- crude; coarse; unrefined: a vulgar peasant.
- of, relating to, or constituting the ordinary people in a society: the vulgar masses.
- current; popular; common: a vulgar success; vulgar beliefs.
- spoken by, or being in the language spoken by, the people generally; vernacular: vulgar tongue.
- lacking in distinction, aesthetic value, or charm; banal; ordinary: a vulgar painting.
- Archaic. the common people.
- Obsolete. the vernacular.
Origin of vulgar
SynonymsSee more synonyms on Thesaurus.com
Examples from the Web for vulgarly
So enough; come with me and learn how to be vulgarly robust.A Woman Tenderfoot
Grace Gallatin Seton-Thompson
The dear woman licked her chops, not vulgarly, of course, but mentally.The Paliser case
He is, by the way, not half such a fool as he looks and is vulgarly supposed to be.Two Sides of the Face
Arthur Thomas Quiller-Couch
In short, she was a branchiopod, to be vulgarly precise, a water-flea."Wee Tim'rous Beasties"
The whole meeting, in fact, was what is vulgarly called a bilk.Merry-Garden and Other Stories</p>
Sir Arthur Thomas Quiller-Couch
- marked by lack of taste, culture, delicacy, manners, etcvulgar behaviour; vulgar language
- (often capital; usually prenominal) denoting a form of a language, esp of Latin, current among common people, esp at a period when the formal language is archaic and not in general spoken use
- of, relating to, or current among the great mass of common people, in contrast to the educated, cultured, or privileged; ordinary
- (as collective noun; preceded by the)the vulgar
Word Origin and History for vulgarly

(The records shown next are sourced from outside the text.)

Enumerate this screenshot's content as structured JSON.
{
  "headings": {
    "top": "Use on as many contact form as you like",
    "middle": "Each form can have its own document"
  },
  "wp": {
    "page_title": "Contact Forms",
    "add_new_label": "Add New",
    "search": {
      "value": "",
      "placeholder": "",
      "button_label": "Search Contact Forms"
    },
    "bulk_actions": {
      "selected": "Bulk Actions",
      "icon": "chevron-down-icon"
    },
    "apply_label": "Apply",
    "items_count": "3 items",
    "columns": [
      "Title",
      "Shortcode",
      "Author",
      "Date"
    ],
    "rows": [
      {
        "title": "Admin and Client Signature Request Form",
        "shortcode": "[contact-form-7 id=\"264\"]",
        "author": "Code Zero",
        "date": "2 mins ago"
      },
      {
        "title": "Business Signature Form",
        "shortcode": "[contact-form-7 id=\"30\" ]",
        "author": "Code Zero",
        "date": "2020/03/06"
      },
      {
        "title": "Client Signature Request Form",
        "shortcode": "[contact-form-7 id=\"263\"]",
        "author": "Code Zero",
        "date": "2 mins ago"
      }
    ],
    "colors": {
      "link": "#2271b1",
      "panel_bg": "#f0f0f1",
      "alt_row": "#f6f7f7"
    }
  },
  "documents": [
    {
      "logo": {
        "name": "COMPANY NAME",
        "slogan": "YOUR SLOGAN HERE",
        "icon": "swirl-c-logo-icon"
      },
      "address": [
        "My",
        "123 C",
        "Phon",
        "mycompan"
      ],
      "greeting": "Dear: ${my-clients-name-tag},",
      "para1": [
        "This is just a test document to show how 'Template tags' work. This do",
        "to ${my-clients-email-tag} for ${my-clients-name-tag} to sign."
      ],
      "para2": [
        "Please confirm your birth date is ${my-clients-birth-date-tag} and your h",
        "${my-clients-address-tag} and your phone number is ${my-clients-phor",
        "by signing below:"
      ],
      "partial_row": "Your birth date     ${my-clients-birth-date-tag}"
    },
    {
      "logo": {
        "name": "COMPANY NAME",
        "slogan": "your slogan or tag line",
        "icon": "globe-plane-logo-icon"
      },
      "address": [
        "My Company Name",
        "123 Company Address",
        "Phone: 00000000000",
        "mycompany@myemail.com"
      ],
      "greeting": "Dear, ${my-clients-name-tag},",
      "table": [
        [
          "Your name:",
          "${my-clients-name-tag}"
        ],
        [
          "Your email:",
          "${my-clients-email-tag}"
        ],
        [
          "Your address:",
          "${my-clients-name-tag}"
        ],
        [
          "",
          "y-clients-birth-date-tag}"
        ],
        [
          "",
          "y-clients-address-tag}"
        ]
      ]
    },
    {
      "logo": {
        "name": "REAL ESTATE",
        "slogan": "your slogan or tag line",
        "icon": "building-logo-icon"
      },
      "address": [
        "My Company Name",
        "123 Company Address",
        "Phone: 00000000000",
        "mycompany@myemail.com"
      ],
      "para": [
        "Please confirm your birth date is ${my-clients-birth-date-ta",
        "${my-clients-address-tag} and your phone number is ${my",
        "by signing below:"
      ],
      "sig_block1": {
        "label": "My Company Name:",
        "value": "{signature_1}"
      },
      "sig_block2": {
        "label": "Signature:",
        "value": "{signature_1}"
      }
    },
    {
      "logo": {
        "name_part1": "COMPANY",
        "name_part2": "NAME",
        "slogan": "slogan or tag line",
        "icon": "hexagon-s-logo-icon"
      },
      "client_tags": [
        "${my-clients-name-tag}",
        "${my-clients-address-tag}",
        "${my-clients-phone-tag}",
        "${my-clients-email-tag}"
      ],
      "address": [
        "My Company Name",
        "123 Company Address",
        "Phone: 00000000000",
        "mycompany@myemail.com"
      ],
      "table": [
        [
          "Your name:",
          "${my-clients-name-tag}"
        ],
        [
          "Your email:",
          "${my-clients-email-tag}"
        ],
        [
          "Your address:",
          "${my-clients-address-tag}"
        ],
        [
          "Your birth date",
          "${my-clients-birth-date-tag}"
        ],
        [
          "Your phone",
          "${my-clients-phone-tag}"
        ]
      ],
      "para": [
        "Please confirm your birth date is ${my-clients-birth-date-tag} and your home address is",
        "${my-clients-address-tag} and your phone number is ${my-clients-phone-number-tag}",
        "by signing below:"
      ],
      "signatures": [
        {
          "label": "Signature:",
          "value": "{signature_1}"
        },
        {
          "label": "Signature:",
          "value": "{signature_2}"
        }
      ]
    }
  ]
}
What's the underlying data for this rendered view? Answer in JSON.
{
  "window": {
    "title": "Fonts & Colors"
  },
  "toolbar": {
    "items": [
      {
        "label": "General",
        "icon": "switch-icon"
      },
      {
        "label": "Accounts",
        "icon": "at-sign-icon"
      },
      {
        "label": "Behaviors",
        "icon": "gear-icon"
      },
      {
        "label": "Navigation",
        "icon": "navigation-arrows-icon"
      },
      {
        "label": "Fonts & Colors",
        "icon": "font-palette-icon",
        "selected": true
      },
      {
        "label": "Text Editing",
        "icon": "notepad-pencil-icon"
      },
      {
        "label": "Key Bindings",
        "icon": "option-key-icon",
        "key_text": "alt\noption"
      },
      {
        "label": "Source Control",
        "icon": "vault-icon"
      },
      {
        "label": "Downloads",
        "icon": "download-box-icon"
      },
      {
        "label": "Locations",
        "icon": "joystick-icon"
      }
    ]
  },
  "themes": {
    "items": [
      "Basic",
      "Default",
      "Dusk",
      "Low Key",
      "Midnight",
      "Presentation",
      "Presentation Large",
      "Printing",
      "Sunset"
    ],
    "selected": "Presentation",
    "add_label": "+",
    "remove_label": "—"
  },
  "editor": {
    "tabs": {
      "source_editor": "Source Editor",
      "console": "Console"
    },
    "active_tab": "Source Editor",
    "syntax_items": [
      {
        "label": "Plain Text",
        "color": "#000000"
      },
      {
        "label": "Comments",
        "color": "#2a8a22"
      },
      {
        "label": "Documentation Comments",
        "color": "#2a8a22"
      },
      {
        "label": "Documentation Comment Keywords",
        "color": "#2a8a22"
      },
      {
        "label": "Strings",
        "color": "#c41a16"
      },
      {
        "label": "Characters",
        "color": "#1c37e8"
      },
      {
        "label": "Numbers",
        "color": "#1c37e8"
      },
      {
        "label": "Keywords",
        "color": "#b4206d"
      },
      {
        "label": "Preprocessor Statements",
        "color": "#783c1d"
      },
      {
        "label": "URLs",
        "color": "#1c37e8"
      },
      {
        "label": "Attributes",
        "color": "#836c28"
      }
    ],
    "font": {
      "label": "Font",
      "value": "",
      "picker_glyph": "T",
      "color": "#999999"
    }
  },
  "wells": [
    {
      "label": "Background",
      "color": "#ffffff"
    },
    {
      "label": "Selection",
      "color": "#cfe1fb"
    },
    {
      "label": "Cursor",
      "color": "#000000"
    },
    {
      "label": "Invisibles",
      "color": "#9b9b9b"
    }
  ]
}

late 14c., "common, ordinary," from Latin vulgaris "of or pertaining to the common people, common, vulgar," from vulgus "the common people, multitude, crowd, throng," from PIE root *wel- "to crowd, throng" (cf. Sanskrit vargah "division, group," Greek eilein "to press, throng," Middle Breton gwal'ch "abundance," Welsh gwala "sufficiency, enough"). Meaning "coarse, low, ill-bred" is first recorded 1640s, probably from earlier use (with reference to people) with meaning "belonging to the ordinary class" (1530).